Equine Scholarship Available -- The New Jersey Equine Advisory Board is offering a $1,000 scholarship to help 4-H and FFA members pursue their equine activities. Members of organizations represented on the New Jersey Equine Advisory Board also are eligible. Applicants must be New Jersey residents between the ages of 15-19. The Sara Dubinin Scholarship, in memory of Sara Dubinin who loved horses, will be presented at the New Jersey Bred Equine Breeder Awards Luncheon on January 24, 2016 at O’Connors Restaurant (formally Charleys Other Brother) in Eastampton.
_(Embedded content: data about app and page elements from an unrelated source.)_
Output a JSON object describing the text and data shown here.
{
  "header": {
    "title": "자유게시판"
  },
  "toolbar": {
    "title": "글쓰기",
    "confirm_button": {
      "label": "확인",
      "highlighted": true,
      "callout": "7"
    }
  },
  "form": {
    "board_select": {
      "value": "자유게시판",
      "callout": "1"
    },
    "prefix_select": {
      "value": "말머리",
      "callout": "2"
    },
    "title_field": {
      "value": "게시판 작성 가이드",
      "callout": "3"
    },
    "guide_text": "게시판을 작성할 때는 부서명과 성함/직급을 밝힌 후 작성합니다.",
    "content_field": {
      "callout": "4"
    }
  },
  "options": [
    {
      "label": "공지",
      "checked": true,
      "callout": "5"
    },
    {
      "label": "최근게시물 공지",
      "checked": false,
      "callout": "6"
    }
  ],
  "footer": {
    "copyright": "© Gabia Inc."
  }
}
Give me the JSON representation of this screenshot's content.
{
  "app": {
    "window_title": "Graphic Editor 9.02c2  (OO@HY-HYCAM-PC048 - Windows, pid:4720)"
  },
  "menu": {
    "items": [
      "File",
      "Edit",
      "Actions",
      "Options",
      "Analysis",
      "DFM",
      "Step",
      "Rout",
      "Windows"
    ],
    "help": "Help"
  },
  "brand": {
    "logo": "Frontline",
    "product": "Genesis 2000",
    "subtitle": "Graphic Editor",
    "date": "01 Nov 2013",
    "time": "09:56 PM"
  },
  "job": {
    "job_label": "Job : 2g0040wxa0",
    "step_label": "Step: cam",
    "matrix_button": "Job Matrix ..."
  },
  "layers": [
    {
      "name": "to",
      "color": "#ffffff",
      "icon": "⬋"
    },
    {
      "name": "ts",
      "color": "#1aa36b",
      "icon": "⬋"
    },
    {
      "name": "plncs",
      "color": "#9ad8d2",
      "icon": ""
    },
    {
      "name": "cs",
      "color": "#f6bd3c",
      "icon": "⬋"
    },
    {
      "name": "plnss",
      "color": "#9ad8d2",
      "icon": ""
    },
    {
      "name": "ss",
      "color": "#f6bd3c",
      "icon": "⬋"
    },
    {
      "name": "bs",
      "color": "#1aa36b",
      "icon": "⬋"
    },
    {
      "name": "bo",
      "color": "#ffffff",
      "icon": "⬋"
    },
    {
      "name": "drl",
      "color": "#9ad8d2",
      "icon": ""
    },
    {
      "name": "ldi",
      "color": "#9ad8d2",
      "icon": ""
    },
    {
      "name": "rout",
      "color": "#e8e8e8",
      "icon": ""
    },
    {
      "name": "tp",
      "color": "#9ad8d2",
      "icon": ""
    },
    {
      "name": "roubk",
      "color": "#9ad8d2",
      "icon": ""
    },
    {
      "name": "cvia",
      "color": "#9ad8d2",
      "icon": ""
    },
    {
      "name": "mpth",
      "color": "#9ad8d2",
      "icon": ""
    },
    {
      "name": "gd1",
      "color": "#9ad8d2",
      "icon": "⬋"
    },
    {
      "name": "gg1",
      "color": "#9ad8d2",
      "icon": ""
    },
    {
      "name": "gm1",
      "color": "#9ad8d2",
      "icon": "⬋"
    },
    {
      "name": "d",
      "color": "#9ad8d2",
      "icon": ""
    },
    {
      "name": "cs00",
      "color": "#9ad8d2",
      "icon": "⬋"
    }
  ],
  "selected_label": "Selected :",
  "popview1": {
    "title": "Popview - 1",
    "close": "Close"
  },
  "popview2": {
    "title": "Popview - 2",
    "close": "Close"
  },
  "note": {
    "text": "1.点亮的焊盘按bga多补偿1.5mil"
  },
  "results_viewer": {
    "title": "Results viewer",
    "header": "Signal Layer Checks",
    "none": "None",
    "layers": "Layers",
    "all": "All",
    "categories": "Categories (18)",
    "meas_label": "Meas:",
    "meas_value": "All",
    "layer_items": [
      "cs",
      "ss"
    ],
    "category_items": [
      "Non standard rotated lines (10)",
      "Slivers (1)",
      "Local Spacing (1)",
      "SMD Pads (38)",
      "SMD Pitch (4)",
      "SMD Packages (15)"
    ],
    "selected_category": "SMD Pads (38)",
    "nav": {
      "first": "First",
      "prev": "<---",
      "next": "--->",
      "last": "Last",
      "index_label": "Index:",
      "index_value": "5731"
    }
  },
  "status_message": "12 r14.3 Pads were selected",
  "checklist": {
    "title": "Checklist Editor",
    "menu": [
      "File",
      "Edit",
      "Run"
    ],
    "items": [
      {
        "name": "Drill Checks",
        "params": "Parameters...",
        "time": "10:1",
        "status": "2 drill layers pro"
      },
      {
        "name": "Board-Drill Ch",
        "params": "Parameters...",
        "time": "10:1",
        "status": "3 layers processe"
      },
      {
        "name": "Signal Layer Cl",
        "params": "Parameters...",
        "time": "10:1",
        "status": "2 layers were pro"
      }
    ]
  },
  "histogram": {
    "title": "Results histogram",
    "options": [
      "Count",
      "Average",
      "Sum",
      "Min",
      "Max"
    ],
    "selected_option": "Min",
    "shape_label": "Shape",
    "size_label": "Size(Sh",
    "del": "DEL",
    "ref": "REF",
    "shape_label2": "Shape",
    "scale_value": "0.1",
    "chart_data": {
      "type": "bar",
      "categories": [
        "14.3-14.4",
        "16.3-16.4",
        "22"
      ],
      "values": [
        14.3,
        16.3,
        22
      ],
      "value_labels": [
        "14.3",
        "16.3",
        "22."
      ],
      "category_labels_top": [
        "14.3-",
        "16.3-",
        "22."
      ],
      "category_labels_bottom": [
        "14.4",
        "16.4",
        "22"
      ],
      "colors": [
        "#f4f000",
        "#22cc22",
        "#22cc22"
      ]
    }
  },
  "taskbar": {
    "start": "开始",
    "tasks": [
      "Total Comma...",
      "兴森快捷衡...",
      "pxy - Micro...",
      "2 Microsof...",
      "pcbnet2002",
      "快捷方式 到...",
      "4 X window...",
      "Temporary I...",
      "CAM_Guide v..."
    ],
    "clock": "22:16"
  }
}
Sara, a Sayreville resident, graduated from Cardinal McCarrick High School in South Amboy in 2006. The 19-year-old was attending Middlesex County College when she succumbed to injuries suffered in a motor vehicle accident in September of 2007. Those interested in receiving the scholarship must submit an application form including an essay on, “How horses have affected my life and how horses figure into my future.” The application can be found at www.jerseyequine.nj.gov/dubininapplicationform.pdf. Consideration of applications will be weighted upon the candidate’s financial need. The deadline to submit the essay is January 2, 2016. It can be submitted to Lynn Mathews, 609-292-2888 or firstname.lastname@example.org.